“They’re getting worse,” Kilion muttered through the wet rag over his mouth and nose.
Lem leaned forward on his elbows with his hands folded in front of him. He had secured a wet bandana over his face, and Naomi could see his knuckles grow white with tension. From her place beside him, she reached for his hands, covering them with her own gently.
When his gaze finally met hers, she could see the raw emotion he was desperately trying to conceal. Lem was a man of few words, but when he did speak, it was for a purpose. Naomi waited as the flying dust whistled outside the thin walls.
Lem swallowed hard. “The top soil’s gone. Won’t get no crops this year.” His eyes searched hers for understanding.

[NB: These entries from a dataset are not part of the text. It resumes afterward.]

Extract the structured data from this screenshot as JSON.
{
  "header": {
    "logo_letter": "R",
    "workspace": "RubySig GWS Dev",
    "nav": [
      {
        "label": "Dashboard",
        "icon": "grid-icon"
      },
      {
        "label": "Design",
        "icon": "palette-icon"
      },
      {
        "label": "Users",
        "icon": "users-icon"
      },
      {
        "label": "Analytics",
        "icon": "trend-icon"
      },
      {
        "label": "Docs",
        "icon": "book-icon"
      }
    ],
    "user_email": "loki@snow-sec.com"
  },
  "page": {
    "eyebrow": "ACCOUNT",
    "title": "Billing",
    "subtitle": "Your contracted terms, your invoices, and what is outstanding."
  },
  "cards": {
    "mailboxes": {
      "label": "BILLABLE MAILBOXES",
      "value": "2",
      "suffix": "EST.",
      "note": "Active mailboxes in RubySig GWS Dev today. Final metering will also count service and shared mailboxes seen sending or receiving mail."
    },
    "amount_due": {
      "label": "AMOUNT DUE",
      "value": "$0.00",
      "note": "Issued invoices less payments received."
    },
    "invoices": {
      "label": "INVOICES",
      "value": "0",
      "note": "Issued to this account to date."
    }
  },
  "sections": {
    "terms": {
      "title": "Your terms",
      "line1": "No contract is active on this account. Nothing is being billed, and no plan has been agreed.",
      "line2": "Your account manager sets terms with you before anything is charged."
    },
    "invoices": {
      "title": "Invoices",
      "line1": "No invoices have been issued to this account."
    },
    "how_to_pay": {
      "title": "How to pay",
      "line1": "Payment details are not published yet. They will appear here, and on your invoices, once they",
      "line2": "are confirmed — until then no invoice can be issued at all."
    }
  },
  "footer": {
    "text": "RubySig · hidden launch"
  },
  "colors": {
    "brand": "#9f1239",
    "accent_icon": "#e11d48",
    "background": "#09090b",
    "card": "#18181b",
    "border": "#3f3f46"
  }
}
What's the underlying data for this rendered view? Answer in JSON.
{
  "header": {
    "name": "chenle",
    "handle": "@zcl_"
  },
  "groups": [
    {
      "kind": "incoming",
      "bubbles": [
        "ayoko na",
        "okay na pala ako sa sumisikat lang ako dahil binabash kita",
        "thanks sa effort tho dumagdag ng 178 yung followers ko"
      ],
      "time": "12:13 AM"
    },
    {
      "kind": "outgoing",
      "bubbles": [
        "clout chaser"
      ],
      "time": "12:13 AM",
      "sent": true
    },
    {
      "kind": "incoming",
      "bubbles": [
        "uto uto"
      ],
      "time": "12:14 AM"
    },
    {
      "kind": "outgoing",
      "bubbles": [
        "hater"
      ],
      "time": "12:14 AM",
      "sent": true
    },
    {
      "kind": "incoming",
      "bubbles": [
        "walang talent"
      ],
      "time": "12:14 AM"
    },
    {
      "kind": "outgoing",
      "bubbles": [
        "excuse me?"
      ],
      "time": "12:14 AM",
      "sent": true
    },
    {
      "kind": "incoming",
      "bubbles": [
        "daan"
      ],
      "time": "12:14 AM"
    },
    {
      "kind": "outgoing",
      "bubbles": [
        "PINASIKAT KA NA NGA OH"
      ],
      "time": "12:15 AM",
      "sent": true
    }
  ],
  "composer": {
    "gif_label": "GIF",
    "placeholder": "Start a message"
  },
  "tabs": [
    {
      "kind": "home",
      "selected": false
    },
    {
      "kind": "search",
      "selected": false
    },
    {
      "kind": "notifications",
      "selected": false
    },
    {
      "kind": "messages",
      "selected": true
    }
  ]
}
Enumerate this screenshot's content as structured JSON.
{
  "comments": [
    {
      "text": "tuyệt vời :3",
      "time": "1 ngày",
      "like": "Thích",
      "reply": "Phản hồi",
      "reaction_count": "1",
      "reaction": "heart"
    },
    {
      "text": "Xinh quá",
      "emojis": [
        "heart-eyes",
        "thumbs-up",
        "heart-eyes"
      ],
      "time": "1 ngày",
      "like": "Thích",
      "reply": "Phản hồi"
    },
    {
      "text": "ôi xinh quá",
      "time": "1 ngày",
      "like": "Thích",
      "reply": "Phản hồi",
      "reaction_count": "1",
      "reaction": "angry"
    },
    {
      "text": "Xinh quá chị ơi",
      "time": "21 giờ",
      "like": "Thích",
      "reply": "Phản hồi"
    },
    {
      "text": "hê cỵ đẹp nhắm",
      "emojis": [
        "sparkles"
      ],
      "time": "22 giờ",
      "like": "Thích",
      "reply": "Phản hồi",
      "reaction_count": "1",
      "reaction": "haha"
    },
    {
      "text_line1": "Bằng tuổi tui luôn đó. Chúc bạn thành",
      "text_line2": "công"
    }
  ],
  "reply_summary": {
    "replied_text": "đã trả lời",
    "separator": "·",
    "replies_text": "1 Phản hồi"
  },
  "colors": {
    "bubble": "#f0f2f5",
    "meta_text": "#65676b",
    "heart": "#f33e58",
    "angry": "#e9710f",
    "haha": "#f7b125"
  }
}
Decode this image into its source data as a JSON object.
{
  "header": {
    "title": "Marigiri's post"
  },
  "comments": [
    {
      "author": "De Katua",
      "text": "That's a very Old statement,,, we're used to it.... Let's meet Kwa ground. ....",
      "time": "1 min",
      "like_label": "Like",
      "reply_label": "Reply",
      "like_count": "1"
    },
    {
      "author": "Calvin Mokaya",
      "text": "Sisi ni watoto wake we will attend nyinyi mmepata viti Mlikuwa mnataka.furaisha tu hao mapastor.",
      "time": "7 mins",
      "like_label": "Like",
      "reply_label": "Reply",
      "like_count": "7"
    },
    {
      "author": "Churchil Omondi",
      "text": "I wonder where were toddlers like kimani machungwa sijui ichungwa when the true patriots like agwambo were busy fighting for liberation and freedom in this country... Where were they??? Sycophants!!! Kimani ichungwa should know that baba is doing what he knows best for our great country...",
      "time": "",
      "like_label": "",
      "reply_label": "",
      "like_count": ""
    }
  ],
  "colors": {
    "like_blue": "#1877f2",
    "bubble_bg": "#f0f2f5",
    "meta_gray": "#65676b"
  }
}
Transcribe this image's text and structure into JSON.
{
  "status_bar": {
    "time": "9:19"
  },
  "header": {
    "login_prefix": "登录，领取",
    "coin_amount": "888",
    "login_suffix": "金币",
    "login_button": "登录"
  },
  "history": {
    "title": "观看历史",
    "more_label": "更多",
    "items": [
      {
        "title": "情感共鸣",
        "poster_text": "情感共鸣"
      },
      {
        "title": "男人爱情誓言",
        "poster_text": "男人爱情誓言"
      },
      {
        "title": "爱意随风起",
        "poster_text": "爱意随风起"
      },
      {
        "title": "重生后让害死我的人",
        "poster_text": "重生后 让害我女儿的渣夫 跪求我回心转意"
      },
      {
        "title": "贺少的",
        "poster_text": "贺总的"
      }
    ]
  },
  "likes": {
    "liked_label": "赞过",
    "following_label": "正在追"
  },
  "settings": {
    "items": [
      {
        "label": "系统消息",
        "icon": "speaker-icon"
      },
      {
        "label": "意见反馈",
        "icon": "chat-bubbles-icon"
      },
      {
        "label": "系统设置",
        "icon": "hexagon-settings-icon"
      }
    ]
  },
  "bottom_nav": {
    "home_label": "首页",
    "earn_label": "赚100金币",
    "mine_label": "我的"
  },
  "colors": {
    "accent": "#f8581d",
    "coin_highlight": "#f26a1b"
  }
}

Naomi nodded. Her stomach seemed to twist in empathy for her husband’s grief. She knew he felt it was a failure on his part, and her heart went out to him. There wasn’t anything he could do about the dust storms, but there was no telling him that. He was a proud man and saw it as his most important responsibility to provide for his family.
“This here’s a famine, Ma. And we don’t stand no chance, lessen’ we pack up and move.”
Mel and Kilion stared at their father, their bright blue eyes reflecting the flickering lantern light. Naomi knew he had been considering it, but he rarely thought out loud. Lem was a figuring man. And there was no chance he had made the decision lightly.
“Where d’you figger on goin’, Pa?” she asked. Naomi knew her husband would have his plan all worked out before he ever announced his intentions to the family.
“What about the farm, Pa?” Mel asked. Kilion’s eyes seemed to echo his concern. They had worked their whole lives on this piece of land — scratched out a meager existence through rain and drought, harsh winter cold and brutal summer heat. They were inextricably bound to the land. It was part of them. It was part of all of them.
Inevitable loss took root in Naomi’s heart then, slowly encompassing her until she couldn’t contain the sorrow any more, and it began to spill over through her tears.
“Heared tell thar’s work out west. California, maybe. We’ll head that way, see what we can find.” Lem turned to his sons. “Done talked to yer Uncle Jude. He’ll keep an eye on the place fer a bit ‘ til this drought passes. Then we’ll be back.”
He squeezed his wife’s hand, no doubt an effort to infuse reassurance. She smiled back at him, taking his cues to comfort their sons. “Yes, a’course we’ll be back. This drought’ll be over ‘fore ya know it, and we’ll come right back.” Some hope. Naomi would cling to that.
~ Following Naomi (in progress)